By Stuart Culverhouse
–Our Top 5 picks for the rest of 2021 are Buys on Angola, Ecuador, Rwanda, Egypt (local) and Zambia (local)
–EM performance this year driven by idiosyncratic country cases
–Near-term tailwinds for EM abound, but there are risks on the horizon
Fixed Income Strategy: Top picks for Q4 2021
We present our top picks for the rest of this year – an update to our top picks for 2021, published in December. Our revised Top 5 comprises Buys on hard currency bonds in Angola, Ecuador and Rwanda, and local debt in Egypt and Zambia. Three of these are new additions (Ecuador, Rwanda, Zambia), while two picks (Angola and Egypt) are unchanged from our top picks for the year. We have removed Ethiopia, Mozambique and Sri Lanka.

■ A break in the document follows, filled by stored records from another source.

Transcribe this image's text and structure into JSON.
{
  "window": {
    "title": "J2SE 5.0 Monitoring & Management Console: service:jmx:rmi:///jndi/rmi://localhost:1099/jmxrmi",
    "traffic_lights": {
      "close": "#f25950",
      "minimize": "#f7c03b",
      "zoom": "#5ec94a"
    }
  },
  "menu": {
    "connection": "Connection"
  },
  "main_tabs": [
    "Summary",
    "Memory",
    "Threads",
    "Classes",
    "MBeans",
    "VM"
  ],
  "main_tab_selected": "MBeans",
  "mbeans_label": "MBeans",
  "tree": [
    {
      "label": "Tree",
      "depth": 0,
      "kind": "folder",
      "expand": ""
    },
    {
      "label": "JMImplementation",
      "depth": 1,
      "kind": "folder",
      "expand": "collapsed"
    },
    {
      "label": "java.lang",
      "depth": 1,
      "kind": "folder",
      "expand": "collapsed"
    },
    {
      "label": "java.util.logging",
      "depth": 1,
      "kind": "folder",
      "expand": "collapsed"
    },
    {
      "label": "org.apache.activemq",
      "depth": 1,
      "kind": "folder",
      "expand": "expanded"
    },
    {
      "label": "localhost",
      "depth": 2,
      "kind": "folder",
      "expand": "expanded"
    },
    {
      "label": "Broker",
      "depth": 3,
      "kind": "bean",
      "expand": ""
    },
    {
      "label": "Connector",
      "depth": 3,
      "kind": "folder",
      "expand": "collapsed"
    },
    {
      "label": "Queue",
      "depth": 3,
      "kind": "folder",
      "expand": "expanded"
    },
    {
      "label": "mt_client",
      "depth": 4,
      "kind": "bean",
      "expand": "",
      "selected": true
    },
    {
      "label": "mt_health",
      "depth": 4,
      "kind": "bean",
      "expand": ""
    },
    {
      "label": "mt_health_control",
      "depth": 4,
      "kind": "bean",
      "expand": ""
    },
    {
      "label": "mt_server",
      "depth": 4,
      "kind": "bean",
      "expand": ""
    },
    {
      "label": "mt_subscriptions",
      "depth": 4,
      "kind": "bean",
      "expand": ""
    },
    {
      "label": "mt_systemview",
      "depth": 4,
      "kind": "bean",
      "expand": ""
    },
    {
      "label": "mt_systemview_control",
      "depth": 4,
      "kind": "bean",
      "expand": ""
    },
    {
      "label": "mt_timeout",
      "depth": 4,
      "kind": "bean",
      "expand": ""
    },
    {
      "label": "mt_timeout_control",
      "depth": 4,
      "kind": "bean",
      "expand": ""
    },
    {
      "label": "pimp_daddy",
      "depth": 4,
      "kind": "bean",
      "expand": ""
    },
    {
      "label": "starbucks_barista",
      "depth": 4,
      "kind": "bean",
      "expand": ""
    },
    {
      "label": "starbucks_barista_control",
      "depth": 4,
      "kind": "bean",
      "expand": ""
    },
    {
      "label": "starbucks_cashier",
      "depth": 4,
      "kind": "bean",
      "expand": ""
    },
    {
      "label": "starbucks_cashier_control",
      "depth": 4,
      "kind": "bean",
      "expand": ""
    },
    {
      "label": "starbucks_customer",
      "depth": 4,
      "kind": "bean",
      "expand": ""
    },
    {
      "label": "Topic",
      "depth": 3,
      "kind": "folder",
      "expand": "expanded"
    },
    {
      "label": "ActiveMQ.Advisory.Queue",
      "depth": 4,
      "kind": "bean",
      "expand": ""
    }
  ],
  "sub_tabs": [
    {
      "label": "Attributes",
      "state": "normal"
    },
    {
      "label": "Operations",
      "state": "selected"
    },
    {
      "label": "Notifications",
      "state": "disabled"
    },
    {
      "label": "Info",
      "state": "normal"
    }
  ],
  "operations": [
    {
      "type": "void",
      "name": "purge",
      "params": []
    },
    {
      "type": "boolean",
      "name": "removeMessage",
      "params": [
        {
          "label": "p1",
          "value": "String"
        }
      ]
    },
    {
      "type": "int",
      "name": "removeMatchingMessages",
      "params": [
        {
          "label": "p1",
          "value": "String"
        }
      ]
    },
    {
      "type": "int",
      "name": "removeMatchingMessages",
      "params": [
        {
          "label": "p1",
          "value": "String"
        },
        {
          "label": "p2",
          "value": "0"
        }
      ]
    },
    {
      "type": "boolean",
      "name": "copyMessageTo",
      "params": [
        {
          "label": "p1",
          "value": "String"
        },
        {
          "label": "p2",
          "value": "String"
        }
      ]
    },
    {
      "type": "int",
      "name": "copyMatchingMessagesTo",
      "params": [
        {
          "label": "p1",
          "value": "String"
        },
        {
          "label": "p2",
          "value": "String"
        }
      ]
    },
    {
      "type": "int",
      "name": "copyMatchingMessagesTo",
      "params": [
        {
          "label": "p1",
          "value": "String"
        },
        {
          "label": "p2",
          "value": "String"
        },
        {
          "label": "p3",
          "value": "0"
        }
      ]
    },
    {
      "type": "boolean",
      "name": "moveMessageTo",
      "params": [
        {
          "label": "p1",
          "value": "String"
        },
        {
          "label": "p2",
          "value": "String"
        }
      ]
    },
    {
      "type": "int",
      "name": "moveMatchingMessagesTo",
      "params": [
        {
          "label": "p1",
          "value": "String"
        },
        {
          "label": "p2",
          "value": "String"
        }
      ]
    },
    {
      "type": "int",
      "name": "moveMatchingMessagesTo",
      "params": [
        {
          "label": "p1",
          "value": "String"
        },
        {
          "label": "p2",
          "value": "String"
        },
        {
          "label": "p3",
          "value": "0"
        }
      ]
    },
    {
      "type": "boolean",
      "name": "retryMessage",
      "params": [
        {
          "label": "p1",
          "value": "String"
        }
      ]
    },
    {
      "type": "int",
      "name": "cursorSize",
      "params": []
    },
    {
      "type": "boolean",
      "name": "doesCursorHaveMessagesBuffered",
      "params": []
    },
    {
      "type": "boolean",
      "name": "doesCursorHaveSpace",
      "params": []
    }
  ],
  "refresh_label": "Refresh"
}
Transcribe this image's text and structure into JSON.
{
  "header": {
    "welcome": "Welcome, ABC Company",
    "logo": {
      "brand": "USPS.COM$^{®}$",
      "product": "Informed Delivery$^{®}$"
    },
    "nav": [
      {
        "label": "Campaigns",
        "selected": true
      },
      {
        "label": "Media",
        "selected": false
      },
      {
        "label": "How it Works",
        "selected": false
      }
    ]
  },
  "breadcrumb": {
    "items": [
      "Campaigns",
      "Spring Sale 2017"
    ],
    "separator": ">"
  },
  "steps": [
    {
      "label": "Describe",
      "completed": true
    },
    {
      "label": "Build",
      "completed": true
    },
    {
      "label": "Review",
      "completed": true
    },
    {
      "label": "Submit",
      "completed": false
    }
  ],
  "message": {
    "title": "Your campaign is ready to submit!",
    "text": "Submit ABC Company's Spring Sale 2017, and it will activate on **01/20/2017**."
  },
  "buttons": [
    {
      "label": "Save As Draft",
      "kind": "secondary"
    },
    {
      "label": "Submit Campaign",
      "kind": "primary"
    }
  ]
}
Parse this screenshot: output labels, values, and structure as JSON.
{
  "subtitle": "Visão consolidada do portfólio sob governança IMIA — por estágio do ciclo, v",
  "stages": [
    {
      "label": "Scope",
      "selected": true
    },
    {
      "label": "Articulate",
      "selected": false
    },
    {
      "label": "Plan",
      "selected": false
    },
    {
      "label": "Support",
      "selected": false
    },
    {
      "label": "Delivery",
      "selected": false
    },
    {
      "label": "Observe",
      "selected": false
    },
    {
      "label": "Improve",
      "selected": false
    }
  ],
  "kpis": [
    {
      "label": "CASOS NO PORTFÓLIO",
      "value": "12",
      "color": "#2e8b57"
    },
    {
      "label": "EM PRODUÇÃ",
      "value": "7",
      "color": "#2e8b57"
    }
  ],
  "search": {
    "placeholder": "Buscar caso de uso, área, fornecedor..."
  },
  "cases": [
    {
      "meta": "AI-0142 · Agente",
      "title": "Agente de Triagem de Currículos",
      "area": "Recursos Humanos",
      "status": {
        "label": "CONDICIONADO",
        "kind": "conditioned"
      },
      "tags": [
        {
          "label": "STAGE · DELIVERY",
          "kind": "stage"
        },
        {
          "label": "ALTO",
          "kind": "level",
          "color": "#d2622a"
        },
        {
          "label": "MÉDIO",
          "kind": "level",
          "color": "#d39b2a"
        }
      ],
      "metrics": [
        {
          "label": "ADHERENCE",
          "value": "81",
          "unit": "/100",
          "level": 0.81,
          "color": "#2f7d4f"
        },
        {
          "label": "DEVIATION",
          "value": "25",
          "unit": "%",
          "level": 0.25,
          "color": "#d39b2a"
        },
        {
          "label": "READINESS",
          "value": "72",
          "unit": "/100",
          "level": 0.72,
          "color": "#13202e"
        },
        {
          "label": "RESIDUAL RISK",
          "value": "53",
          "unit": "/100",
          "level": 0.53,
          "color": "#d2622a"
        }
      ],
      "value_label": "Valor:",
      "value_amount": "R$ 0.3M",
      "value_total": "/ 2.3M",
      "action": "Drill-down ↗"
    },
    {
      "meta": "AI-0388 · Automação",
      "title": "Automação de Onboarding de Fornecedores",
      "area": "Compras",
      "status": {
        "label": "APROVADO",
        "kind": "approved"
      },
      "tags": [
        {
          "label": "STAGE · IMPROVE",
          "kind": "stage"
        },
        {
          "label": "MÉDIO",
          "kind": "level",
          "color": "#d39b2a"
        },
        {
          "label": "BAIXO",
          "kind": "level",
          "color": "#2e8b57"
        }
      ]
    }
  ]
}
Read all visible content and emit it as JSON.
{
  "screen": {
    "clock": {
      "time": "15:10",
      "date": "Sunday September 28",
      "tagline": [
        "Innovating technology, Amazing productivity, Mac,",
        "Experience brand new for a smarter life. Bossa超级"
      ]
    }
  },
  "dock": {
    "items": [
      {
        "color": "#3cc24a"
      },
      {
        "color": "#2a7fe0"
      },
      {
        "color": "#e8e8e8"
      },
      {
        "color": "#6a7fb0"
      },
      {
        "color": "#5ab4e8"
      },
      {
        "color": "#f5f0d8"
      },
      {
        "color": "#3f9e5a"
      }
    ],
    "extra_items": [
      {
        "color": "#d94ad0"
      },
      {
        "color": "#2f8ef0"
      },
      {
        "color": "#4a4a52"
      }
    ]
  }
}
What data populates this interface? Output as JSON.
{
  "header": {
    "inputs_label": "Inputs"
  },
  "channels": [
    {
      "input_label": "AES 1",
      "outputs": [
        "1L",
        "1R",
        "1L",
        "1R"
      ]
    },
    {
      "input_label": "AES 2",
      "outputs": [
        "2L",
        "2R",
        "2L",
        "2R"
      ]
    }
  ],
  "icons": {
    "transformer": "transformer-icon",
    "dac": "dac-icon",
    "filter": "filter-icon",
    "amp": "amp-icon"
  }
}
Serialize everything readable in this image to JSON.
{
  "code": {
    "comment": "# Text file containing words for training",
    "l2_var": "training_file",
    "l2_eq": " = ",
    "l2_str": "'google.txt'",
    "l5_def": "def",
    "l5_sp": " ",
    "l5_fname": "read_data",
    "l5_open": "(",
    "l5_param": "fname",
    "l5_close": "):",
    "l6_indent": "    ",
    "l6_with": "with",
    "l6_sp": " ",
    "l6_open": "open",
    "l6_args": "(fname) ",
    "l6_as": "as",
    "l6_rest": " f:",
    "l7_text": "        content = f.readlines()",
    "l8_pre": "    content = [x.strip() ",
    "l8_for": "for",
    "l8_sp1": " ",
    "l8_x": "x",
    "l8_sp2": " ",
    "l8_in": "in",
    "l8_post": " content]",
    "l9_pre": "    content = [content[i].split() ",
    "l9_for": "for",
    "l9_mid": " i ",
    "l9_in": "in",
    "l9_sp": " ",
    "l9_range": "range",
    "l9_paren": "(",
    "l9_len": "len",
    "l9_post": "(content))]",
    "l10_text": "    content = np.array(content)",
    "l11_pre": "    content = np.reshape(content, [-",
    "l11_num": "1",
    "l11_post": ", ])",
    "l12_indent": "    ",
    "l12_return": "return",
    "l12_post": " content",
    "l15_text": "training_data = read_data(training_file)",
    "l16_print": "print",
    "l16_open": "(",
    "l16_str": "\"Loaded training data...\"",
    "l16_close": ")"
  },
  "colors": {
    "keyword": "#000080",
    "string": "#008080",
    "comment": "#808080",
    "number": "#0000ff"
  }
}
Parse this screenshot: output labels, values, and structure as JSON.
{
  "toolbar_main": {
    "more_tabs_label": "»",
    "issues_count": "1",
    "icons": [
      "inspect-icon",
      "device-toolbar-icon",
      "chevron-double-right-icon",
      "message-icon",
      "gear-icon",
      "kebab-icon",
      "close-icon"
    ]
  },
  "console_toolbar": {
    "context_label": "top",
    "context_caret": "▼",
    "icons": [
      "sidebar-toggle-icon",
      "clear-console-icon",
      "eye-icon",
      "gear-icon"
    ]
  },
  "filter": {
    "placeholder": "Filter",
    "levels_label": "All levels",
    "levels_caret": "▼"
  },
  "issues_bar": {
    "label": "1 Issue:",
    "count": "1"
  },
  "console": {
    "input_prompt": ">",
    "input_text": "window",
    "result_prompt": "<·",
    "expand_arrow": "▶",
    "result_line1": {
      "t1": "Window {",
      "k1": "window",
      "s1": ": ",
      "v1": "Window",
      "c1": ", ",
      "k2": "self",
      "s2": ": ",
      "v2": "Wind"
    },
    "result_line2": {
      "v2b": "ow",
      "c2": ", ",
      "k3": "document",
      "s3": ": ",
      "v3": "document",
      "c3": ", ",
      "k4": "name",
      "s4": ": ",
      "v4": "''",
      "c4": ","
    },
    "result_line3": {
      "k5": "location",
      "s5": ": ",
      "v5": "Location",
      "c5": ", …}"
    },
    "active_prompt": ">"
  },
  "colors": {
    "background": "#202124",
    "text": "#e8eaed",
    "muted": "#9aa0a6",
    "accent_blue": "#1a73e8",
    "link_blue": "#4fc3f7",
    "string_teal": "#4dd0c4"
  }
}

The year so far
EM hard currency sovereign bonds as a whole have struggled this year, with a total return on the EMBIGD of 0.9% YTD (by the end of last week), while the EMBI spread has fallen by just 8bps this year to 344bps, although it is only 14bps wide of its stimulus-fuelled post-pandemic low (330bps), which was seen in June. Yet the EMBI spread is still some 50bps off the levels we saw immediately pre-pandemic (290bps in January 2020) and well above its all-time lows (238bps in April 2010 and January 2013), suggesting there is room for some further spread compression.
However, the overall weakness masks some strong performance from idiosyncratic cases. The best performers, with returns well into double-digits, have been Zambia, Ecuador, Sri Lanka and Angola, which partly reflects catch up given how much they sold off last year, while Zambia’s rally also reflects hopes for a market-friendly outcome after the recent election.
At the other end of the scale, the worst performers have been Ethiopia (default concerns under the Common Framework), El Salvador (financing concerns amid the lack of an IMF programme), Colombia (fiscal risks) and Peru (policy outlook after the election), again reflective of some country-specific issues.
Yet, while EM financing conditions remain supportive – nominal yields on EM sovereign dollar bonds are still only c4.4%, and near-term tailwinds for EM abound from the very strong post-pandemic cyclical global recovery, the vaccine rollout and increased economic resilience to each successive new wave of infections, higher commodity prices and still supportive global monetary conditions – there are risks on the horizon.
These risks include from Covid itself (with new strains or weakened immunity from vaccinations), rising debt burdens in many EM (especially low-income countries), higher global and EM inflation (with concerns about bottlenecks amid the rapid post-pandemic recovery), prospects for fading global policy stimulus (both fiscal and monetary) and a Chinese slowdown.
In particular, while we think systemic risks from a repeat of the Taper Tantrum are overblown, frontier and smaller EM are especially vulnerable to higher global interest rates as the US Fed looks to withdraw monetary stimulus. Meanwhile, sovereign defaults have been few (and those that have occurred this year – two of them – are essentially ongoing from last year) and we haven’t seen a wave of countries rush to the Common Framework to copy Ethiopia’s lead.